WHAT IS EXPECTED
Every word of the listing should be reproduced without alteration.

== Segment start ==

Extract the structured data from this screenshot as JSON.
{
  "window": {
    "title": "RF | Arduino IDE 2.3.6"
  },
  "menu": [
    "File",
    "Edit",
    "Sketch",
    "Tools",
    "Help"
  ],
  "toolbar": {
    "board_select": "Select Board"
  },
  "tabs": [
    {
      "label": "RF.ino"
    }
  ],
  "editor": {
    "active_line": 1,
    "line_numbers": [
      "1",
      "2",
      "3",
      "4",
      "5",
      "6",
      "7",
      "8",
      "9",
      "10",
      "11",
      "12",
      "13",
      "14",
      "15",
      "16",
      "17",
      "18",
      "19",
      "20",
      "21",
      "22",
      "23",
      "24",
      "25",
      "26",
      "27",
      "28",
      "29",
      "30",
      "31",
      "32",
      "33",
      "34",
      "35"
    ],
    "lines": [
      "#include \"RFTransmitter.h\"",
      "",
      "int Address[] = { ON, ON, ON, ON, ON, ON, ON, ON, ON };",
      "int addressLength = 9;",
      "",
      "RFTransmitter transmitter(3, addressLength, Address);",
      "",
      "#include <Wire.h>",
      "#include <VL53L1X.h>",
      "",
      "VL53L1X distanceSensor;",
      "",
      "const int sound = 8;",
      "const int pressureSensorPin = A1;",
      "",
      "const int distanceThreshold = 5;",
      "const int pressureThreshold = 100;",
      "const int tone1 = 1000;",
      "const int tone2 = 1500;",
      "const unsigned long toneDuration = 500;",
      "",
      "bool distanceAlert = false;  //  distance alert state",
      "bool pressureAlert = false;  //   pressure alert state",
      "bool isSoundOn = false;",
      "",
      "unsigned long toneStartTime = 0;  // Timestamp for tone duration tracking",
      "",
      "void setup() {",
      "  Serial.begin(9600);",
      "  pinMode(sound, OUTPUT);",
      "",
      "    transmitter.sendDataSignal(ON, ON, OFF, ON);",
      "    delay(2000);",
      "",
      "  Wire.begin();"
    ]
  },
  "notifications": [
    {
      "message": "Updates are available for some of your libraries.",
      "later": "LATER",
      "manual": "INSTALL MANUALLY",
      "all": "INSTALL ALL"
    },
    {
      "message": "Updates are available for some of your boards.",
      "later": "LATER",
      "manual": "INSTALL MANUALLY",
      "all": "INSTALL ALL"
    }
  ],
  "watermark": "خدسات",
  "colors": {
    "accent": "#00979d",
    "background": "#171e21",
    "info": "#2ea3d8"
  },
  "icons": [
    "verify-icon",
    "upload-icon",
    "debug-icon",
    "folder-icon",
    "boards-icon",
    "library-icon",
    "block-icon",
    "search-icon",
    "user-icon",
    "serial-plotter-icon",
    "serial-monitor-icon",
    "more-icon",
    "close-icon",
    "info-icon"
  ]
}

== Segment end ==

TASK RESULT
Extract the structured data from this screenshot as JSON.
{
  "window": {
    "title": "RF | Arduino IDE 2.3.6"
  },
  "menu": [
    "File",
    "Edit",
    "Sketch",
    "Tools",
    "Help"
  ],
  "toolbar": {
    "board_select": "Select Board"
  },
  "tabs": [
    {
      "label": "RF.ino"
    }
  ],
  "editor": {
    "active_line": 1,
    "line_numbers": [
      "1",
      "2",
      "3",
      "4",
      "5",
      "6",
      "7",
      "8",
      "9",
      "10",
      "11",
      "12",
      "13",
      "14",
      "15",
      "16",
      "17",
      "18",
      "19",
      "20",
      "21",
      "22",
      "23",
      "24",
      "25",
      "26",
      "27",
      "28",
      "29",
      "30",
      "31",
      "32",
      "33",
      "34",
      "35"
    ],
    "lines": [
      "#include \"RFTransmitter.h\"",
      "",
      "int Address[] = { ON, ON, ON, ON, ON, ON, ON, ON, ON };",
      "int addressLength = 9;",
      "",
      "RFTransmitter transmitter(3, addressLength, Address);",
      "",
      "#include <Wire.h>",
      "#include <VL53L1X.h>",
      "",
      "VL53L1X distanceSensor;",
      "",
      "const int sound = 8;",
      "const int pressureSensorPin = A1;",
      "",
      "const int distanceThreshold = 5;",
      "const int pressureThreshold = 100;",
      "const int tone1 = 1000;",
      "const int tone2 = 1500;",
      "const unsigned long toneDuration = 500;",
      "",
      "bool distanceAlert = false;  //  distance alert state",
      "bool pressureAlert = false;  //   pressure alert state",
      "bool isSoundOn = false;",
      "",
      "unsigned long toneStartTime = 0;  // Timestamp for tone duration tracking",
      "",
      "void setup() {",
      "  Serial.begin(9600);",
      "  pinMode(sound, OUTPUT);",
      "",
      "    transmitter.sendDataSignal(ON, ON, OFF, ON);",
      "    delay(2000);",
      "",
      "  Wire.begin();"
    ]
  },
  "notifications": [
    {
      "message": "Updates are available for some of your libraries.",
      "later": "LATER",
      "manual": "INSTALL MANUALLY",
      "all": "INSTALL ALL"
    },
    {
      "message": "Updates are available for some of your boards.",
      "later": "LATER",
      "manual": "INSTALL MANUALLY",
      "all": "INSTALL ALL"
    }
  ],
  "watermark": "خدسات",
  "colors": {
    "accent": "#00979d",
    "background": "#171e21",
    "info": "#2ea3d8"
  },
  "icons": [
    "verify-icon",
    "upload-icon",
    "debug-icon",
    "folder-icon",
    "boards-icon",
    "library-icon",
    "block-icon",
    "search-icon",
    "user-icon",
    "serial-plotter-icon",
    "serial-monitor-icon",
    "more-icon",
    "close-icon",
    "info-icon"
  ]
}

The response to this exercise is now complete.